What we’re all too polite to say about remote working

I know I’m not the only one who doesn’t buy into all these articles going on about how to ‘engage’ and ‘support’ your remote workers. I’m hearing from Director’s every day about the realities of home working for teams that have never done it before.

What most leaders are too polite to say openly is that they are worried that the same amount of work isn’t being done, never mind more work because of travel time and normal office place distractions aren’t there.

So, the stories that are filling my day are: I’m sure he’s taking a much longer break going for a run and then having lunch; that’s got to take longer right? Never mind the supermarket stories: no one’s going to queue up later so they’re doing it 9 –5, then the big one at the moment, how do I know if anyone’s working longer hours – not because I want them to but let’s face it, many of us are homeschooling/amusing the kids at the moment so that’s got to take time out of the day. Underlying the moan is fear… these people care about their employees, they aren’t being petty, they just know that businesses more than ever need to be productive and efficient so they can ride the impending downturn. Add to this the lack of control and you can see their point.

Whilst some of us focus on engaging remote workers (which I’m all for by the way), we can’t ignore the fact that HR and IT departments don’t often work together! Most companies have simply panicked, got IT involved to transition to remote working (some better than others), and now HR are working on engagement, it sounds disconnected because it is.

If you take a board-level view, the question is: Why can’t the systems that we use to run our business track usage and productivity, providing management information to Directors so they have peace of mind the right stuff is being done at the right time and helping HR teams to see where someone needs help getting their head around remote working?

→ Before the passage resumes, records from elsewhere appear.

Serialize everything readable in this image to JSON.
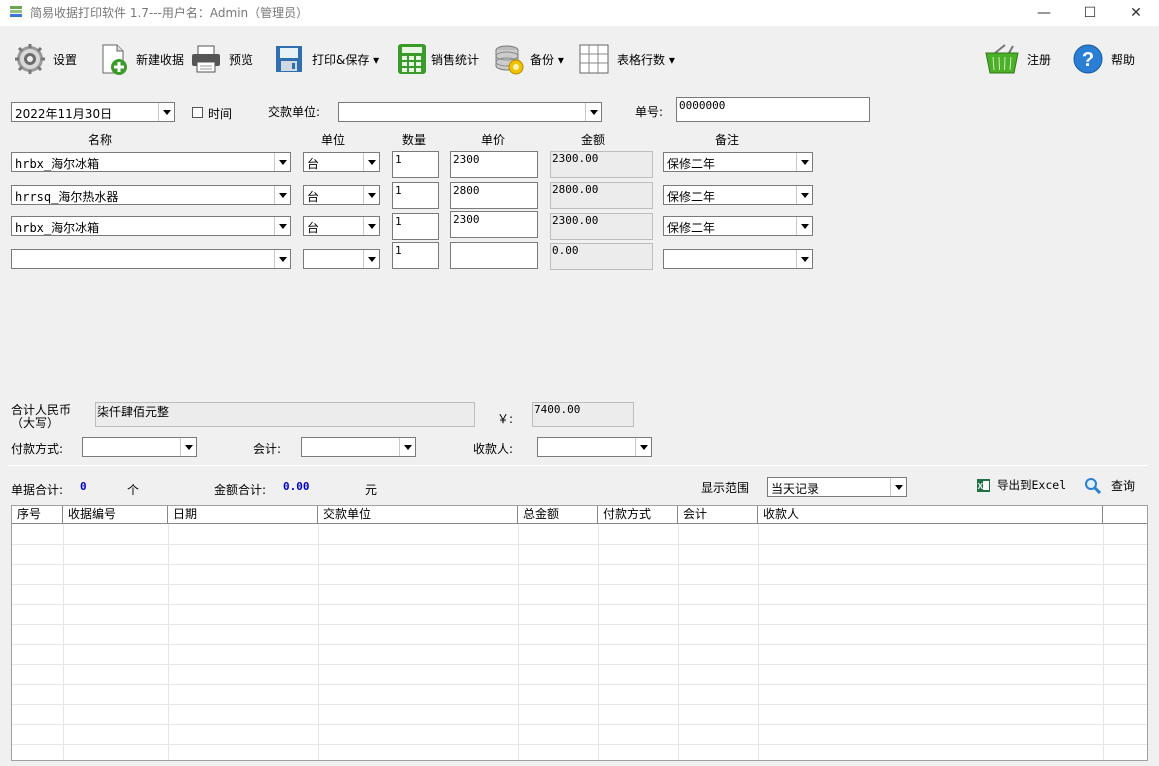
{
  "window": {
    "title": "简易收据打印软件 1.7---用户名：Admin（管理员）",
    "controls": {
      "minimize": "—",
      "maximize": "☐",
      "close": "✕"
    }
  },
  "toolbar": {
    "settings": {
      "label": "设置",
      "icon": "gear-icon"
    },
    "new_receipt": {
      "label": "新建收据",
      "icon": "new-document-icon"
    },
    "preview": {
      "label": "预览",
      "icon": "printer-icon"
    },
    "print_save": {
      "label": "打印&保存",
      "icon": "print-save-icon"
    },
    "sales_stats": {
      "label": "销售统计",
      "icon": "calculator-icon"
    },
    "backup": {
      "label": "备份",
      "icon": "database-icon"
    },
    "table_rows": {
      "label": "表格行数",
      "icon": "grid-icon"
    },
    "register": {
      "label": "注册",
      "icon": "basket-icon"
    },
    "help": {
      "label": "帮助",
      "icon": "help-icon"
    }
  },
  "form": {
    "date": "2022年11月30日",
    "time_label": "时间",
    "payer_label": "交款单位:",
    "payer_value": "",
    "number_label": "单号:",
    "number_value": "0000000",
    "headers": {
      "name": "名称",
      "unit": "单位",
      "qty": "数量",
      "price": "单价",
      "amount": "金额",
      "note": "备注"
    },
    "rows": [
      {
        "name": "hrbx_海尔冰箱",
        "unit": "台",
        "qty": "1",
        "price": "2300",
        "amount": "2300.00",
        "note": "保修二年"
      },
      {
        "name": "hrrsq_海尔热水器",
        "unit": "台",
        "qty": "1",
        "price": "2800",
        "amount": "2800.00",
        "note": "保修二年"
      },
      {
        "name": "hrbx_海尔冰箱",
        "unit": "台",
        "qty": "1",
        "price": "2300",
        "amount": "2300.00",
        "note": "保修二年"
      },
      {
        "name": "",
        "unit": "",
        "qty": "1",
        "price": "",
        "amount": "0.00",
        "note": ""
      }
    ],
    "total_cn_label_1": "合计人民币",
    "total_cn_label_2": "（大写）",
    "total_cn_value": "柒仟肆佰元整",
    "yen_label": "￥:",
    "total_value": "7400.00",
    "payment_label": "付款方式:",
    "payment_value": "",
    "accountant_label": "会计:",
    "accountant_value": "",
    "receiver_label": "收款人:",
    "receiver_value": ""
  },
  "summary": {
    "count_label": "单据合计:",
    "count_value": "0",
    "count_unit": "个",
    "amount_label": "金额合计:",
    "amount_value": "0.00",
    "amount_unit": "元",
    "range_label": "显示范围",
    "range_value": "当天记录",
    "export_label": "导出到Excel",
    "search_label": "查询"
  },
  "table": {
    "columns": [
      "序号",
      "收据编号",
      "日期",
      "交款单位",
      "总金额",
      "付款方式",
      "会计",
      "收款人"
    ]
  },
  "colors": {
    "accent_blue": "#0000c8",
    "toolbar_green": "#3a9a2a"
  }
}
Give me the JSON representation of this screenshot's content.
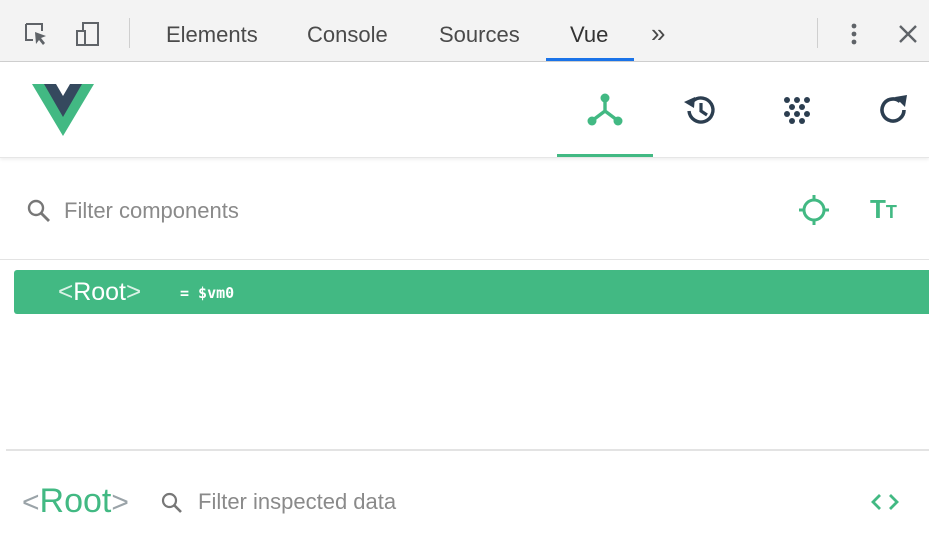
{
  "devtools": {
    "tabs": [
      {
        "label": "Elements"
      },
      {
        "label": "Console"
      },
      {
        "label": "Sources"
      },
      {
        "label": "Vue"
      }
    ],
    "active_tab": "Vue",
    "more_tabs_glyph": "»",
    "close_glyph": "✕",
    "menu_glyph": "⋮",
    "icons": [
      "inspect-element-icon",
      "device-toolbar-icon",
      "more-tabs-icon",
      "kebab-menu-icon",
      "close-icon"
    ],
    "accent": "#1a73e8"
  },
  "vue": {
    "brand_colors": {
      "green": "#42b983",
      "dark": "#35495e"
    },
    "header_buttons": [
      {
        "icon": "component-tree-icon",
        "active": true
      },
      {
        "icon": "history-icon",
        "active": false
      },
      {
        "icon": "vuex-icon",
        "active": false
      },
      {
        "icon": "refresh-icon",
        "active": false
      }
    ]
  },
  "filter": {
    "placeholder": "Filter components",
    "select_icon": "crosshair-icon",
    "format_label_big": "T",
    "format_label_small": "T"
  },
  "tree": {
    "open_bracket": "<",
    "name": "Root",
    "close_bracket": ">",
    "vm_ref": "= $vm0"
  },
  "inspector": {
    "open_bracket": "<",
    "name": "Root",
    "close_bracket": ">",
    "placeholder": "Filter inspected data",
    "code_glyph": "‹›"
  }
}
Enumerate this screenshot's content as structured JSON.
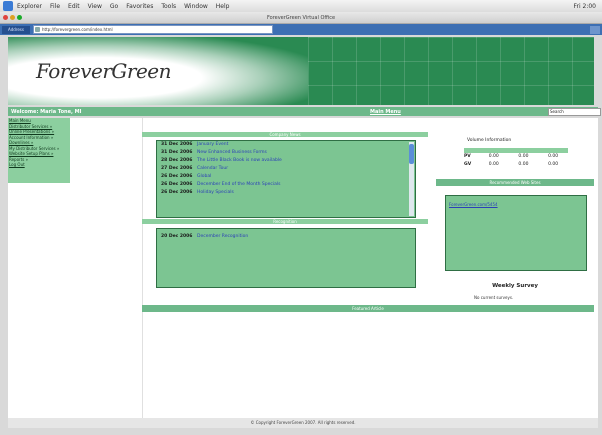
{
  "menubar": {
    "app": "Explorer",
    "items": [
      "File",
      "Edit",
      "View",
      "Go",
      "Favorites",
      "Tools",
      "Window",
      "Help"
    ],
    "right": [
      "Fri 2:00"
    ]
  },
  "window": {
    "title": "ForeverGreen Virtual Office"
  },
  "address": {
    "label": "Address",
    "url": "http://forevergreen.com/index.html"
  },
  "banner": {
    "logo": "ForeverGreen"
  },
  "navbar": {
    "welcome": "Welcome: Maria Tone, MI",
    "main_menu": "Main Menu",
    "search_value": "Search"
  },
  "sidebar": {
    "items": [
      {
        "label": "Main Menu",
        "link": true
      },
      {
        "label": "Distributor Services »",
        "link": true
      },
      {
        "label": "Online Presentations »",
        "link": true
      },
      {
        "label": "Account Information »",
        "link": false
      },
      {
        "label": "Downlines »",
        "link": true
      },
      {
        "label": "My Distributor Services »",
        "link": false
      },
      {
        "label": "Website Setup Plans »",
        "link": true
      },
      {
        "label": "Reports »",
        "link": false
      },
      {
        "label": "Log Out",
        "link": true
      }
    ]
  },
  "news": {
    "header": "Company News",
    "items": [
      {
        "date": "31 Dec 2006",
        "title": "January Event"
      },
      {
        "date": "31 Dec 2006",
        "title": "New Enhanced Business Forms"
      },
      {
        "date": "28 Dec 2006",
        "title": "The Little Black Book is now available"
      },
      {
        "date": "27 Dec 2006",
        "title": "Calendar Tour"
      },
      {
        "date": "26 Dec 2006",
        "title": "Global"
      },
      {
        "date": "26 Dec 2006",
        "title": "December End of the Month Specials"
      },
      {
        "date": "26 Dec 2006",
        "title": "Holiday Specials"
      }
    ]
  },
  "events": {
    "header": "Recognition",
    "items": [
      {
        "date": "20 Dec 2006",
        "title": "December Recognition"
      }
    ]
  },
  "volume": {
    "title": "Volume Information",
    "rows": [
      {
        "label": "PV",
        "values": [
          "0.00",
          "0.00",
          "0.00"
        ]
      },
      {
        "label": "GV",
        "values": [
          "0.00",
          "0.00",
          "0.00"
        ]
      }
    ]
  },
  "unused": {
    "header": "Recommended Web Sites",
    "link": "ForeverGreen.com/5454"
  },
  "survey": {
    "title": "Weekly Survey",
    "text": "No current surveys."
  },
  "featured": {
    "header": "Featured Article"
  },
  "footer": {
    "text": "© Copyright ForeverGreen 2007. All rights reserved."
  },
  "colors": {
    "primary": "#6db88a",
    "banner": "#2a8a52",
    "link": "#2b3fb8",
    "panel": "#7cc592"
  }
}
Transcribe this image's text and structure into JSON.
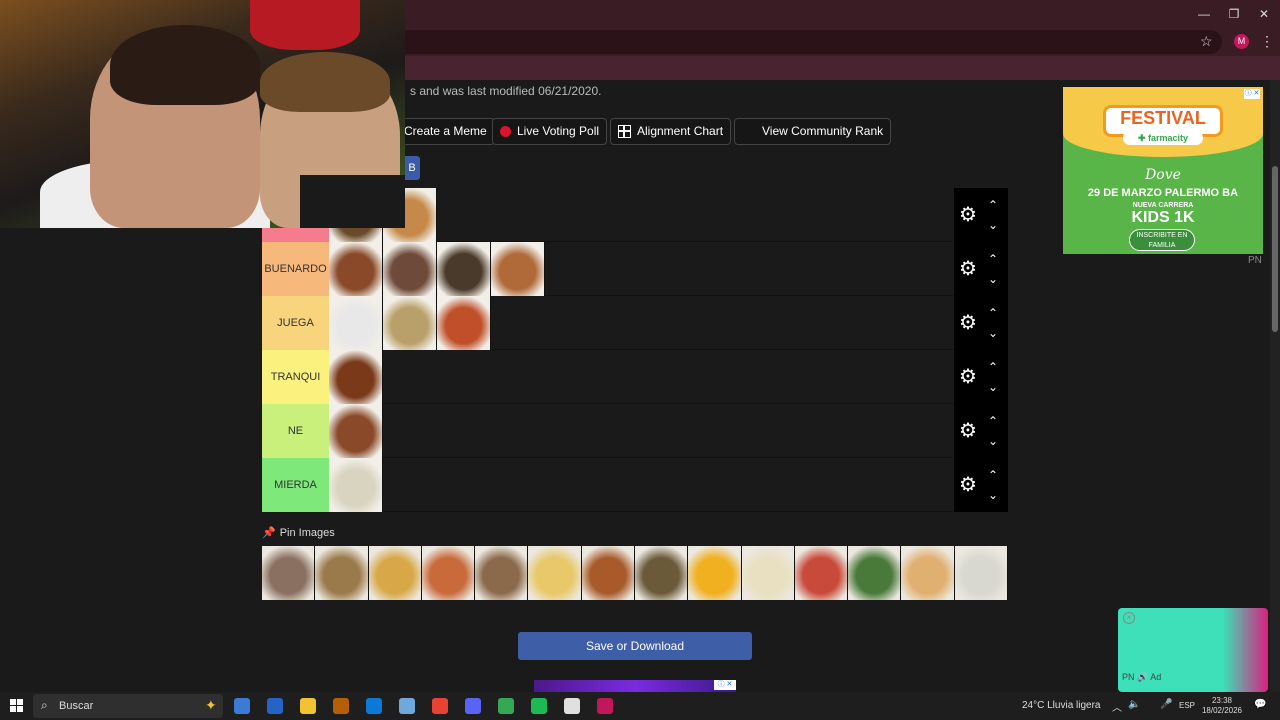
{
  "window": {
    "minimize": "—",
    "restore": "❐",
    "close": "✕",
    "profile_initial": "M"
  },
  "page": {
    "modified_text": "s and was last modified 06/21/2020.",
    "toolbar": [
      {
        "label": "Create a Meme",
        "icon": "none"
      },
      {
        "label": "Live Voting Poll",
        "icon": "red-dot-icon"
      },
      {
        "label": "Alignment Chart",
        "icon": "grid-icon"
      },
      {
        "label": "View Community Rank",
        "icon": "rank-grid-icon"
      }
    ],
    "tag_b": "B",
    "tiers": [
      {
        "label": "",
        "color": "#f47c8c",
        "items": [
          "#6b4a2a",
          "#c58a4a"
        ]
      },
      {
        "label": "BUENARDO",
        "color": "#f6b97b",
        "items": [
          "#8a4a2a",
          "#6e4a3a",
          "#4a3a2a",
          "#b06a3a"
        ]
      },
      {
        "label": "JUEGA",
        "color": "#f8d57c",
        "items": [
          "#e8e8e8",
          "#b9a06a",
          "#c0502a"
        ]
      },
      {
        "label": "TRANQUI",
        "color": "#fbf17f",
        "items": [
          "#7a3a1a"
        ]
      },
      {
        "label": "NE",
        "color": "#c9f07a",
        "items": [
          "#8a4a2a"
        ]
      },
      {
        "label": "MIERDA",
        "color": "#7fe87a",
        "items": [
          "#d8d4c0"
        ]
      }
    ],
    "pin_label": "Pin Images",
    "pool_items": [
      "#8a7060",
      "#9a7a4a",
      "#d8a848",
      "#c86a3a",
      "#8a6a4a",
      "#e8c868",
      "#a85a2a",
      "#6a5a3a",
      "#f0b020",
      "#e8e0c0",
      "#c84a3a",
      "#4a7a3a",
      "#e0b070",
      "#d8d8d0"
    ],
    "save_label": "Save or Download",
    "bottom_ad_close": "ⓘ ✕"
  },
  "ads": {
    "festival_title": "FESTIVAL",
    "festival_sub": "✚ farmacity",
    "brand": "Dove",
    "line1": "29 DE MARZO PALERMO BA",
    "line2": "NUEVA CARRERA",
    "line3": "KIDS 1K",
    "cta": "INSCRIBITE EN FAMILIA",
    "info": "ⓘ ✕",
    "pn": "PN",
    "video_close": "×",
    "video_controls": "PN  🔊  Ad"
  },
  "taskbar": {
    "search_placeholder": "Buscar",
    "weather": "24°C  Lluvia ligera",
    "language": "ESP",
    "time": "23:38",
    "date": "18/02/2026",
    "pinned_colors": [
      "#3a7bd5",
      "#2564c4",
      "#f1c232",
      "#b45f06",
      "#0b7ad6",
      "#6fa8dc",
      "#e94235",
      "#5865f2",
      "#34a853",
      "#1db954",
      "#e0e0e0",
      "#c2185b"
    ]
  }
}
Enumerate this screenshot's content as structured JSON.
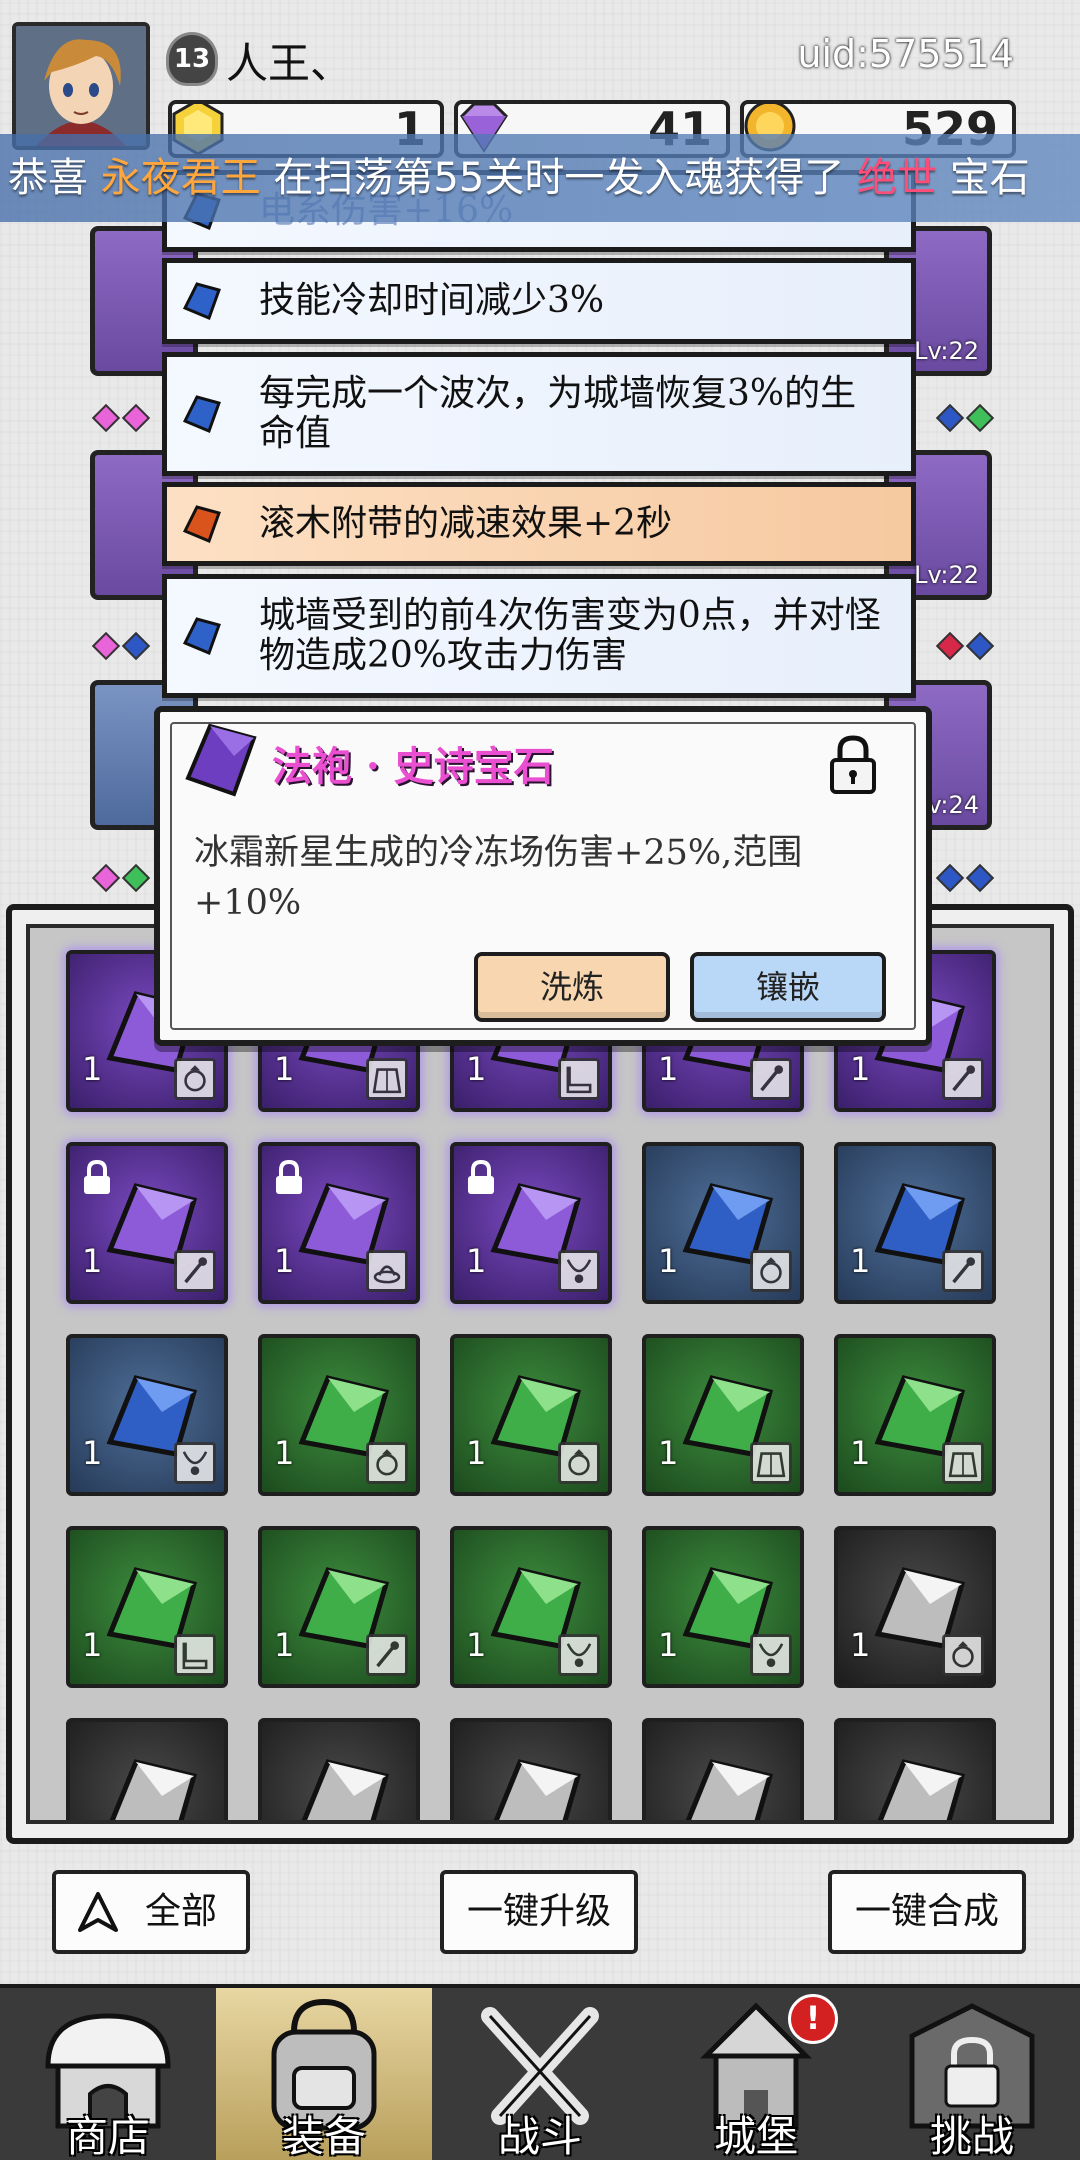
{
  "player": {
    "level": "13",
    "name": "人王、",
    "uid": "uid:575514"
  },
  "resources": {
    "energy": "1",
    "gems": "41",
    "coins": "529"
  },
  "ticker": {
    "prefix": "恭喜 ",
    "player_name": "永夜君王",
    "middle": " 在扫荡第55关时一发入魂获得了 ",
    "rarity": "绝世",
    "suffix": " 宝石"
  },
  "equipment_levels": [
    "Lv:22",
    "Lv:22",
    "Lv:24"
  ],
  "affixes": [
    {
      "text": "电系伤害+16%",
      "color": "blue"
    },
    {
      "text": "技能冷却时间减少3%",
      "color": "blue"
    },
    {
      "text": "每完成一个波次，为城墙恢复3%的生命值",
      "color": "blue"
    },
    {
      "text": "滚木附带的减速效果+2秒",
      "color": "orange"
    },
    {
      "text": "城墙受到的前4次伤害变为0点，并对怪物造成20%攻击力伤害",
      "color": "blue"
    }
  ],
  "tooltip": {
    "title": "法袍 · 史诗宝石",
    "description": "冰霜新星生成的冷冻场伤害+25%,范围+10%",
    "refine_label": "洗炼",
    "inlay_label": "镶嵌"
  },
  "inventory": [
    {
      "rarity": "purple",
      "count": "1",
      "slot": "ring",
      "locked": false
    },
    {
      "rarity": "purple",
      "count": "1",
      "slot": "robe",
      "locked": false
    },
    {
      "rarity": "purple",
      "count": "1",
      "slot": "boots",
      "locked": false
    },
    {
      "rarity": "purple",
      "count": "1",
      "slot": "wand",
      "locked": false
    },
    {
      "rarity": "purple",
      "count": "1",
      "slot": "wand",
      "locked": false
    },
    {
      "rarity": "purple",
      "count": "1",
      "slot": "wand",
      "locked": true
    },
    {
      "rarity": "purple",
      "count": "1",
      "slot": "hat",
      "locked": true
    },
    {
      "rarity": "purple",
      "count": "1",
      "slot": "necklace",
      "locked": true
    },
    {
      "rarity": "blue",
      "count": "1",
      "slot": "ring",
      "locked": false
    },
    {
      "rarity": "blue",
      "count": "1",
      "slot": "wand",
      "locked": false
    },
    {
      "rarity": "blue",
      "count": "1",
      "slot": "necklace",
      "locked": false
    },
    {
      "rarity": "green",
      "count": "1",
      "slot": "ring",
      "locked": false
    },
    {
      "rarity": "green",
      "count": "1",
      "slot": "ring",
      "locked": false
    },
    {
      "rarity": "green",
      "count": "1",
      "slot": "robe",
      "locked": false
    },
    {
      "rarity": "green",
      "count": "1",
      "slot": "robe",
      "locked": false
    },
    {
      "rarity": "green",
      "count": "1",
      "slot": "boots",
      "locked": false
    },
    {
      "rarity": "green",
      "count": "1",
      "slot": "wand",
      "locked": false
    },
    {
      "rarity": "green",
      "count": "1",
      "slot": "necklace",
      "locked": false
    },
    {
      "rarity": "green",
      "count": "1",
      "slot": "necklace",
      "locked": false
    },
    {
      "rarity": "white",
      "count": "1",
      "slot": "ring",
      "locked": false
    },
    {
      "rarity": "white",
      "count": "",
      "slot": "",
      "locked": false
    },
    {
      "rarity": "white",
      "count": "",
      "slot": "",
      "locked": false
    },
    {
      "rarity": "white",
      "count": "",
      "slot": "",
      "locked": false
    },
    {
      "rarity": "white",
      "count": "",
      "slot": "",
      "locked": false
    },
    {
      "rarity": "white",
      "count": "",
      "slot": "",
      "locked": false
    }
  ],
  "actions": {
    "all_label": "全部",
    "upgrade_label": "一键升级",
    "merge_label": "一键合成"
  },
  "nav": {
    "shop": "商店",
    "equipment": "装备",
    "battle": "战斗",
    "castle": "城堡",
    "challenge": "挑战",
    "castle_badge": "!"
  },
  "colors": {
    "epic_purple": "#7a49c0",
    "rare_blue": "#4f6f98",
    "uncommon_green": "#3d8d3e",
    "common_white": "#4a4a4a",
    "title_pink": "#e94fd0"
  }
}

The frustrating thing is these systems are out there, but most companies don’t think about this when they’re choosing a system and so many salespeople aren’t confident enough to talk about these tracking aspects of their software (if they have them). Let’s hope after all this, the service management tech industry make this kind of functionality standard practice and the sales teams are brave enough to ensure IT, HR and all departments work together on choosing and using the system that supports their business operation.